In the first, Is Iconography a Springboard for Writing?, archaeology and anthropology will approach images as points of departure for inventions of scripts. Taking us back to engraved patterns from before the arrival of modern humans, Derek Hodgson will explore precursors to first writing and how this emerged from the perspective of both archaeology and neurology. Olivier Morin will address the question of why ideographic codes made up of stable images are limited in their scope in contrast to full writing systems, including Chinese. Gwenola Graff will examine early Egypt and the relationship between iconography, art and the hieroglyphs. Jennifer Ross will bring us back to the roots of cuneiform script, namely seal images and sealing practices from Mesopotamia and surrounding areas, all the way to the Neolithic period.

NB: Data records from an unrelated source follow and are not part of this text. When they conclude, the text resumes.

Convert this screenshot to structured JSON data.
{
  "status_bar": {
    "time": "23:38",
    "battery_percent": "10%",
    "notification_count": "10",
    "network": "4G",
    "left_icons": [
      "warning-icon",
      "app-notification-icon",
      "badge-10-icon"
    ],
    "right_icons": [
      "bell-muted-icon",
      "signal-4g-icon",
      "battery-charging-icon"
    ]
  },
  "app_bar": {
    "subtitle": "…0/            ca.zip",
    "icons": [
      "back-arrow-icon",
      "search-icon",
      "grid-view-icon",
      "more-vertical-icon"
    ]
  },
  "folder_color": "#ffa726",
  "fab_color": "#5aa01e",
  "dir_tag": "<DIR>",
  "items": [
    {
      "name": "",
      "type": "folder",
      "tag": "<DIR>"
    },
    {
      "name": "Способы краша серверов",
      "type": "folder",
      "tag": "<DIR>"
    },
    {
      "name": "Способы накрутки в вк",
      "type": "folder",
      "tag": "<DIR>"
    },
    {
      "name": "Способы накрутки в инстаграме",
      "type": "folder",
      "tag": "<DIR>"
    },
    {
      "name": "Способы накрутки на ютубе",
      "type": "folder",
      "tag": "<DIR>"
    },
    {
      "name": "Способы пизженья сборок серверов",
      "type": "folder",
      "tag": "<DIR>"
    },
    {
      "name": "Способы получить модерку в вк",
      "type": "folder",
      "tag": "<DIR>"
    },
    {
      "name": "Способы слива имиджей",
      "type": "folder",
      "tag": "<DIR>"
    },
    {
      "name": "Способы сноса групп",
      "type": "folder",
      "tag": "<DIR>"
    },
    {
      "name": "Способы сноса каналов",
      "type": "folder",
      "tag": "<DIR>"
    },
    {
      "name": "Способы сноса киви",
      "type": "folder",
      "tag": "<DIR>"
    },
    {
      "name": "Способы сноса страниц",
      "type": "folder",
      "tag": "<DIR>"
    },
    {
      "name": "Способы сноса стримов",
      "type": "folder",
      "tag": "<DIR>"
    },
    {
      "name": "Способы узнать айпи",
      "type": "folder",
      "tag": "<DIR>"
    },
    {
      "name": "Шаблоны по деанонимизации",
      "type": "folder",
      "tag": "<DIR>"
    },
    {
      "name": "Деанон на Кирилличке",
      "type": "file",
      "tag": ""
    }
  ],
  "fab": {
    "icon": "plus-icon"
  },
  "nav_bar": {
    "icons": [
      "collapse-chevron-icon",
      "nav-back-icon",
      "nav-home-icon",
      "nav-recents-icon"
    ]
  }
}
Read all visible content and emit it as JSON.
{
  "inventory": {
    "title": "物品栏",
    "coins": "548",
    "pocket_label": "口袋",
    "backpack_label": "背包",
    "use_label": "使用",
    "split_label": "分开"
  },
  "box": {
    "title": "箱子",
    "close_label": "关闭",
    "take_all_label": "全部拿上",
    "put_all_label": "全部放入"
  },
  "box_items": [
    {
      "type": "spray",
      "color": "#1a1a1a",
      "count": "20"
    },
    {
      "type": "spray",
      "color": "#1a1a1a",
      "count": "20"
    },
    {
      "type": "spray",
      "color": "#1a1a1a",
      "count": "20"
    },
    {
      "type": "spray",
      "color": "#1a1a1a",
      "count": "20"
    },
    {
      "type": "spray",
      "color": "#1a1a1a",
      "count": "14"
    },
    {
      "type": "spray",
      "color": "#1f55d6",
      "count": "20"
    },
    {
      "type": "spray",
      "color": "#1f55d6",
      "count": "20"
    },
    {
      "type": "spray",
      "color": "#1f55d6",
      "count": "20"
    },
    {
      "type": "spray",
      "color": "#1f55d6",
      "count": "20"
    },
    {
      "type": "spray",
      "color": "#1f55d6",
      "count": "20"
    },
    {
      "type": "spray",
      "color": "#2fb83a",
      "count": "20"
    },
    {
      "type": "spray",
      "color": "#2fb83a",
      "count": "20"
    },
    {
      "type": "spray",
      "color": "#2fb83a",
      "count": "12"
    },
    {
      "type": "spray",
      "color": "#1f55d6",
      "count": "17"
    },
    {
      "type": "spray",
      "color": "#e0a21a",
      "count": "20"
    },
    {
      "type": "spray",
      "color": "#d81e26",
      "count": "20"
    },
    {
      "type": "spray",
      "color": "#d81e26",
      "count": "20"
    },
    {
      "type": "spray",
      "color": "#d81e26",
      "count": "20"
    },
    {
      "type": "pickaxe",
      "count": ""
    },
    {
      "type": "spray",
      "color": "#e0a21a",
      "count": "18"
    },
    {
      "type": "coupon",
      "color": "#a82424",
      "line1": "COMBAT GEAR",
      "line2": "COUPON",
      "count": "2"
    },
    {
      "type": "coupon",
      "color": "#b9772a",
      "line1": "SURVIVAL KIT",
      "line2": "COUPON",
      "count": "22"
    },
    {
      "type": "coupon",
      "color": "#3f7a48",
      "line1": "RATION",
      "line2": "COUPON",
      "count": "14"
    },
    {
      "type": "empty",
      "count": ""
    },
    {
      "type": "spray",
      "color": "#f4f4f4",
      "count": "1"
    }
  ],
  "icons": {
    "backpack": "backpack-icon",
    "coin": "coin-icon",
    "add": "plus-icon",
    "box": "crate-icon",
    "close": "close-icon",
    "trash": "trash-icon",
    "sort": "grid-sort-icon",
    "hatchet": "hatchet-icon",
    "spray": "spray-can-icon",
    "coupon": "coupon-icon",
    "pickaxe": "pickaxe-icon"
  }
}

The second theme, The Dawn of Writing, goes back to the very beginnings of writing, approaching some of the earliest scripts and potential original inventions in the world. The Indus Valley civilisation and the creation of a ‘script’, whose status is debated, and which rarely features as a theme, is treated by Dennys Frenez. And back again to early Egypt, with Andréas Stauder arguing that the proper linguistic process that led to writing (“phonetisation”) was gradual, hinged on the role played by highly iconic signs. Françoise Bóttero will present cases of sign formation in the earliest Chinese at the end of the second millennium BC, which was both figurative and phonographic. And, finally, the New World, with the development of the Maya script in Central America, addressed by Christian Prager.


In More Recent Inventions, the role of iconicity is seen in connection with inventions of writing in the new era. David Domenici will focus on the undeciphered script from the Classic Mesoamerican city of Teotihuacan and argue that it was perceived as ‘emblematic’ by Maya scribes. Scholars find that the Teotihuacan script has some principles in common with the later script of the Aztecs, or Nahua, whose close interface with icons will be the focus of Gordon Whittaker’s talk. The Rongorongo script of Easter Island will feature a double-bill by Konstantin Pozdniakov, who will propose a revised repertoire of signs and their iconographic nature, and Miguel Valério, who will discuss possible mechanisms through which Rongorongo may have registered Rapanui, the local Polynesian language. The session closes with a presentation by Piers Kelly on three writing systems invented in the late 19th and early 20th century, the Vai and Bamum from West Africa and the Caroline Islands script.


The final session, Non-Iconic Geometric Signs, will explore the limits of iconicity in writing systems and ‘alternative’ paths to script creation. First, the view that iconicity is always a necessary and stable part of the development of writing systems will be challenged by Alex de Voogt. Barbara Montecchi will address how suitable the label ‘linear’ is, typically used in contrast with ‘picture-based’, to describe the Linear A script of Minoan Crete. Gary Urton will take us on a journey to the Inka Empire, which did not invent a two-dimensional script, but instead used a record-keeping system based on knotted cords (khipu). The Workshop will conclude with a talk by evolutionary neurobiologist Mark Changizi, who will argue that writing, speech and music follow and mimic structures already existing in nature, which act as stimuli that our brain learned to process through evolution.


Invention of Writing has currently been postponed to the end of 2020. New information on the dates and venue will be provided as soon as possible.


For the FULL PROGRAMME click on top right link.